The compilation of strategies which I am compiling are not exotic or particularly secret, but when placed within an understanding of their power, they can be just that, quite powerful. Therefore, rather than just providing a list of these Intentional Behaviors, I think it is vital to set the stage, so to speak, so as to make it clear and indelible why they are so important. Therefore, the first part of this newly developed course is devoted to just that. I will address why, as humans, we have become so vulnerable to the things that Targeted Parents live on a daily basis. This vulnerability can be traced down to the brain and its structure and development. It is literally in our DNA. That said, we still have the power to overcome this bias with the right tools.

Sunday, June 6, 2010

PAS Congress in Spain

I have just finished my involvement with the Second International Congress on Parental Alienation Syndrome (SAP in Spanish) in Alcala de Henares, just outside of Madrid. I spoke at the conference as did Jayne Major, as did the imminent German Psychiatrist Wilfred Von Boch-Galhau. Also present as a presenter was well known Spanish Psychiatrist, Jose Miguel Gaona. There were also many prominent Spanish psychologists such as Jose Manuel Aguilar Cuenca and Asuncion Tejedor Huerta, and just about every other Spanish authority on the alienation of children. Also in attendance were two very supportive Judges, the national President of the Spanish Family lawyers, as well as investigators, attorneys, psychologists, and parents. The meeting was organized by Juan Carlos Presa Periera, who is the President of the Association for the Rights of Children. While I have attended many such meetings, I do not believe that I have attended any where the level of enthusiasm and commitment to improve the situation of children caught in the middle, leading often to their alienation, was so great.
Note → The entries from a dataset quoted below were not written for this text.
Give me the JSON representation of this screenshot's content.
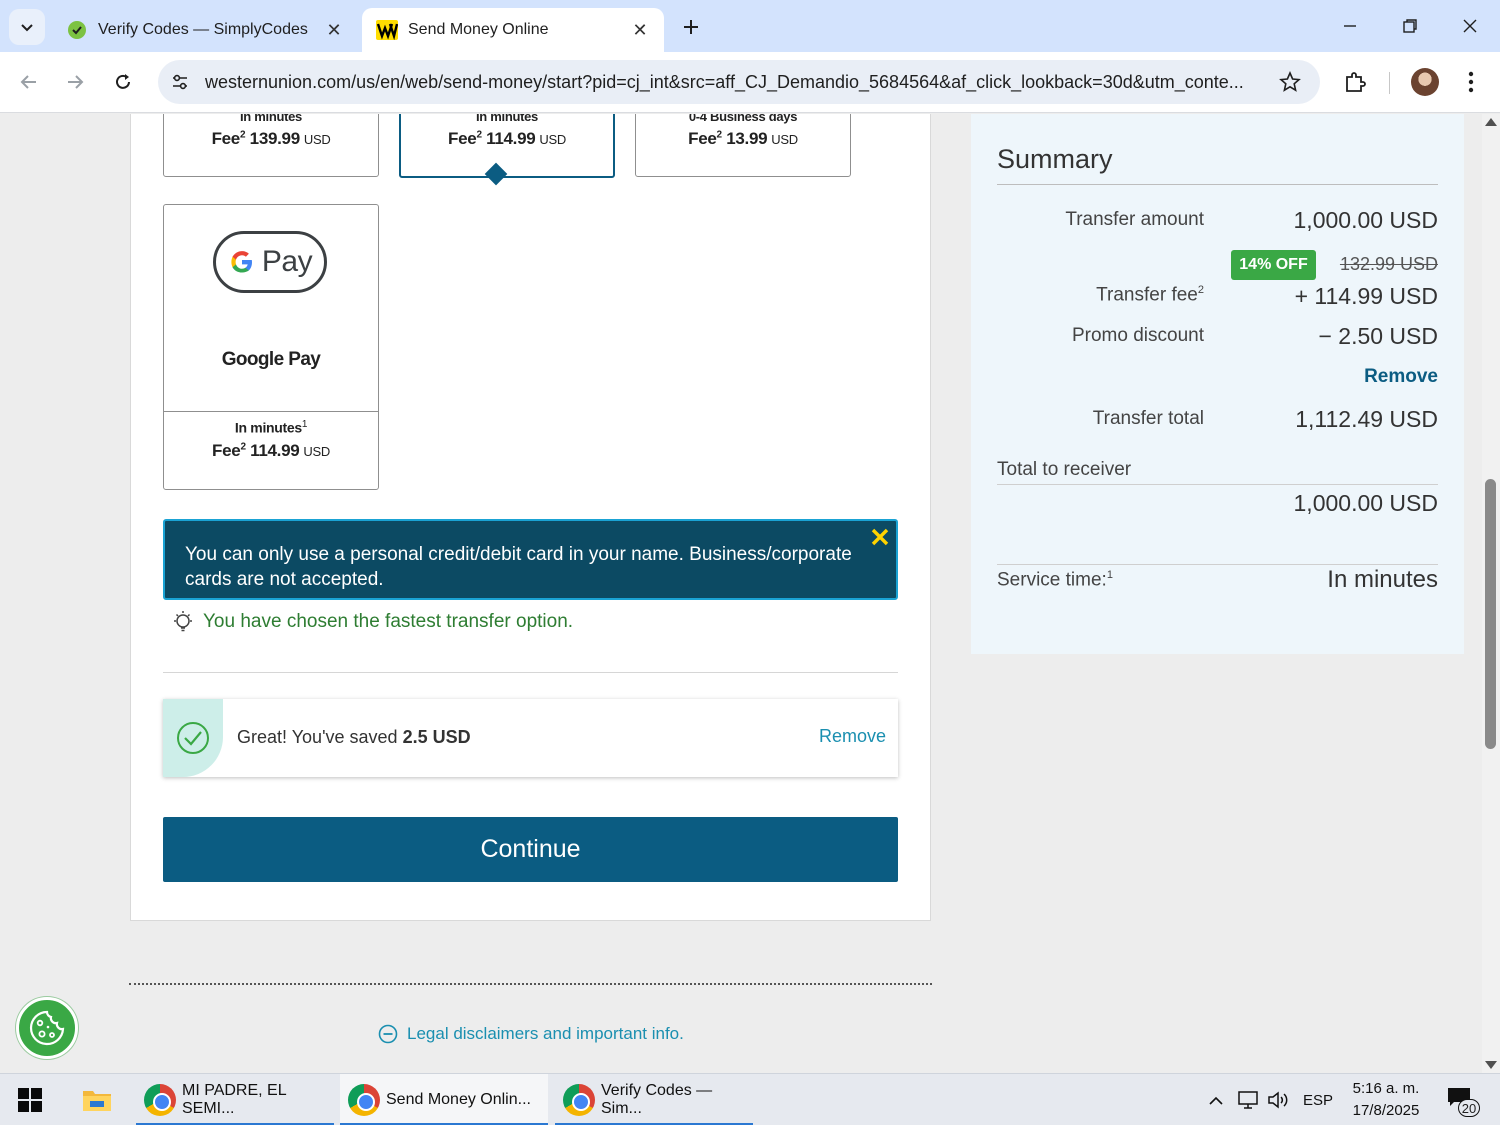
{
  "browser": {
    "tabs": [
      {
        "title": "Verify Codes — SimplyCodes",
        "active": false
      },
      {
        "title": "Send Money Online",
        "active": true
      }
    ],
    "url": "westernunion.com/us/en/web/send-money/start?pid=cj_int&src=aff_CJ_Demandio_5684564&af_click_lookback=30d&utm_conte..."
  },
  "delivery_options": [
    {
      "speed": "In minutes",
      "fee_label": "Fee",
      "fee_sup": "2",
      "fee_amount": "139.99",
      "currency": "USD"
    },
    {
      "speed": "In minutes",
      "fee_label": "Fee",
      "fee_sup": "2",
      "fee_amount": "114.99",
      "currency": "USD",
      "selected": true
    },
    {
      "speed": "0-4 Business days",
      "fee_label": "Fee",
      "fee_sup": "2",
      "fee_amount": "13.99",
      "currency": "USD"
    }
  ],
  "google_pay": {
    "logo_text": "Pay",
    "name": "Google Pay",
    "speed": "In minutes",
    "speed_sup": "1",
    "fee_label": "Fee",
    "fee_sup": "2",
    "fee_amount": "114.99",
    "currency": "USD"
  },
  "notice": {
    "message": "You can only use a personal credit/debit card in your name. Business/corporate cards are not accepted."
  },
  "fastest_text": "You have chosen the fastest transfer option.",
  "promo": {
    "saved_prefix": "Great! You've saved",
    "saved_amount": "2.5 USD",
    "remove_label": "Remove"
  },
  "continue_label": "Continue",
  "legal_link": "Legal disclaimers and important info.",
  "summary": {
    "title": "Summary",
    "transfer_amount_label": "Transfer amount",
    "transfer_amount": "1,000.00 USD",
    "discount_badge": "14% OFF",
    "original_fee": "132.99 USD",
    "transfer_fee_label": "Transfer fee",
    "transfer_fee_sup": "2",
    "transfer_fee": "+ 114.99 USD",
    "promo_discount_label": "Promo discount",
    "promo_discount": "− 2.50 USD",
    "remove_label": "Remove",
    "transfer_total_label": "Transfer total",
    "transfer_total": "1,112.49 USD",
    "receiver_label": "Total  to receiver",
    "receiver_amount": "1,000.00 USD",
    "service_time_label": "Service time:",
    "service_time_sup": "1",
    "service_time": "In minutes"
  },
  "taskbar": {
    "apps": [
      {
        "title": "MI PADRE, EL SEMI..."
      },
      {
        "title": "Send Money Onlin..."
      },
      {
        "title": "Verify Codes — Sim..."
      }
    ],
    "language": "ESP",
    "time": "5:16 a. m.",
    "date": "17/8/2025",
    "notification_count": "20"
  },
  "colors": {
    "brand_blue": "#0b5c82",
    "notice_bg": "#0c4a63",
    "success_green": "#3aa845",
    "link_teal": "#1a8fb0",
    "summary_bg": "#eef6fb"
  }
}
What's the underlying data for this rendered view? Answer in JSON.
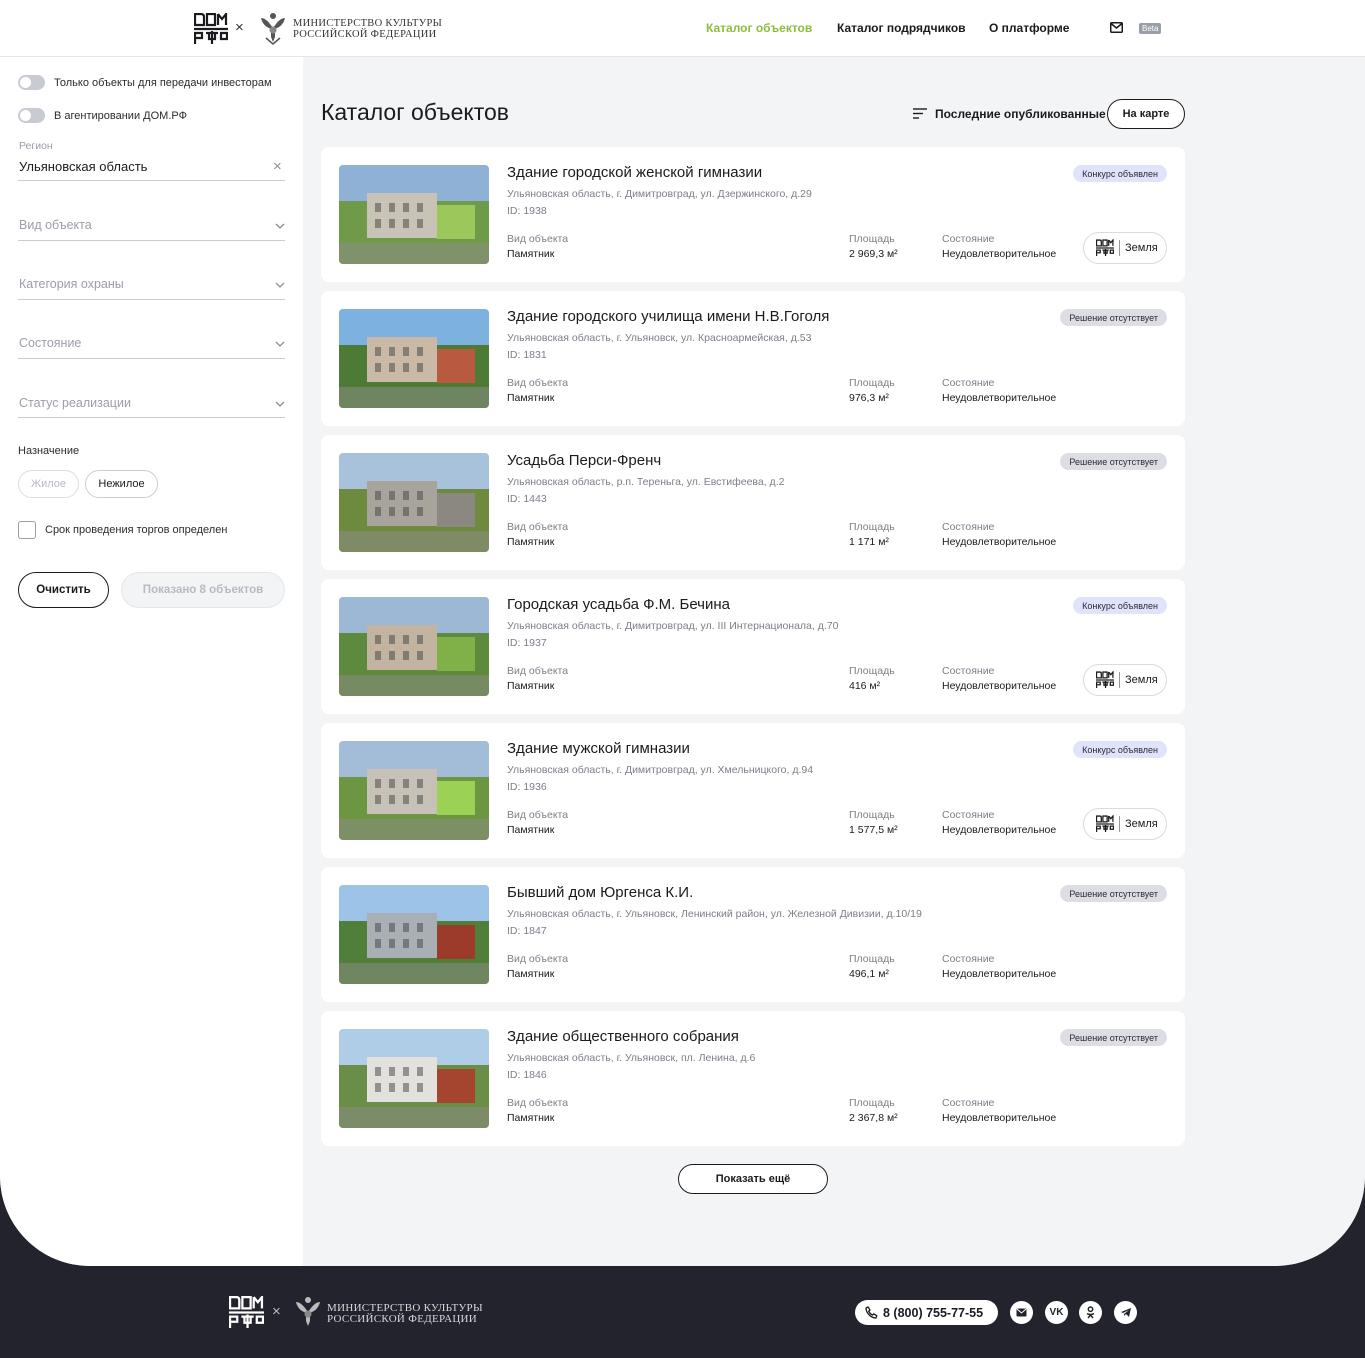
{
  "header": {
    "logo_text": "ДОМ РФ",
    "separator": "×",
    "ministry_line1": "Министерство культуры",
    "ministry_line2": "Российской Федерации",
    "nav": [
      "Каталог объектов",
      "Каталог подрядчиков",
      "О платформе"
    ],
    "beta": "Beta"
  },
  "filters": {
    "toggle_investors": "Только объекты для передачи инвесторам",
    "toggle_agent": "В агентировании ДОМ.РФ",
    "region_label": "Регион",
    "region_value": "Ульяновская область",
    "object_type": "Вид объекта",
    "protection_category": "Категория охраны",
    "condition": "Состояние",
    "sale_status": "Статус реализации",
    "purpose_title": "Назначение",
    "purpose_options": [
      "Жилое",
      "Нежилое"
    ],
    "auction_checkbox": "Срок проведения торгов определен",
    "clear_button": "Очистить",
    "shown_button": "Показано 8 объектов"
  },
  "catalog": {
    "title": "Каталог объектов",
    "sort_label": "Последние опубликованные",
    "map_button": "На карте",
    "more_button": "Показать ещё",
    "field_type": "Вид объекта",
    "field_area": "Площадь",
    "field_condition": "Состояние",
    "land_label": "Земля",
    "items": [
      {
        "title": "Здание городской женской гимназии",
        "address": "Ульяновская область, г. Димитровград, ул. Дзержинского, д.29",
        "id": "ID: 1938",
        "type": "Памятник",
        "area": "2 969,3 м²",
        "condition": "Неудовлетворительное",
        "badge": "Конкурс объявлен",
        "land": true
      },
      {
        "title": "Здание городского училища имени Н.В.Гоголя",
        "address": "Ульяновская область, г. Ульяновск, ул. Красноармейская, д.53",
        "id": "ID: 1831",
        "type": "Памятник",
        "area": "976,3 м²",
        "condition": "Неудовлетворительное",
        "badge": "Решение отсутствует",
        "land": false
      },
      {
        "title": "Усадьба Перси-Френч",
        "address": "Ульяновская область, р.п. Тереньга, ул. Евстифеева, д.2",
        "id": "ID: 1443",
        "type": "Памятник",
        "area": "1 171 м²",
        "condition": "Неудовлетворительное",
        "badge": "Решение отсутствует",
        "land": false
      },
      {
        "title": "Городская усадьба Ф.М. Бечина",
        "address": "Ульяновская область, г. Димитровград, ул. III Интернационала, д.70",
        "id": "ID: 1937",
        "type": "Памятник",
        "area": "416 м²",
        "condition": "Неудовлетворительное",
        "badge": "Конкурс объявлен",
        "land": true
      },
      {
        "title": "Здание мужской гимназии",
        "address": "Ульяновская область, г. Димитровград, ул. Хмельницкого, д.94",
        "id": "ID: 1936",
        "type": "Памятник",
        "area": "1 577,5 м²",
        "condition": "Неудовлетворительное",
        "badge": "Конкурс объявлен",
        "land": true
      },
      {
        "title": "Бывший дом Юргенса К.И.",
        "address": "Ульяновская область, г. Ульяновск, Ленинский район, ул. Железной Дивизии, д.10/19",
        "id": "ID: 1847",
        "type": "Памятник",
        "area": "496,1 м²",
        "condition": "Неудовлетворительное",
        "badge": "Решение отсутствует",
        "land": false
      },
      {
        "title": "Здание общественного собрания",
        "address": "Ульяновская область, г. Ульяновск, пл. Ленина, д.6",
        "id": "ID: 1846",
        "type": "Памятник",
        "area": "2 367,8 м²",
        "condition": "Неудовлетворительное",
        "badge": "Решение отсутствует",
        "land": false
      }
    ]
  },
  "footer": {
    "phone": "8 (800) 755-77-55",
    "socials": [
      "mail-icon",
      "vk-icon",
      "ok-icon",
      "telegram-icon"
    ]
  },
  "colors": {
    "accent": "#8ebc3f",
    "footer_bg": "#23232d",
    "badge_blue": "#dfe3fb",
    "badge_grey": "#dcdee3"
  }
}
As I became more familiar with the issues in Spain, I was astounded to learn that a situation exists in Spain where fathers are in great jeopardy not only of loosing their children, should they divorce, but are also in jeopardy of loosing their freedom. Currently in Spain, under the authority of the Ministry of Equality, any woman or child who accuses the husband/father of abusing them, I any way, ranging from name calling to physical abuse to sexual assault, will result in the automatic and immediate arrest of the accused man, with absolutely no proof being necessary. Consequently, it is common in contested divorce situations for a father to arrive at the home of the mother to pick up the child for visitation, to be met by a law enforcement officer, due to the mother having called in some false accusation of abuse. Under the current law, the officer has no choice but to arrest the accused father. I was told that it was common for fathers to go to pick up their children, with a packed bag so as to accommodate the weekend stay in jail. This is no joke! This is really happening. I know that this sounds suspect. I wondered about this too. However, the more I looked into it the more I found it to be true. During the weekend of this meeting a man who had been held in jail for 14 months was finally released after it was determined that there was absolutely no evidence for the crime that he was jailed for. His former wife had made a claim of his having assaulted her, and he was arrested. Period. In the 14 months he was false incarcerated he lost his job and his home.

Perhaps it should not be a surprise that there has been an increase in suicide amongst this population of men, which there has. Imagine being accused of doing something which you did not do, being arrested for it, being forced to leave your house, which you must still pay for, and then loosing your access to your child. As if this is not enough, if you stay in jail long enough, you probably will lose your job. It is not difficult to imagine that this set of circumstances could not cause one to loose all hope.

I plan to look more into this situation. From what I see now, I believe that this deserves international attention.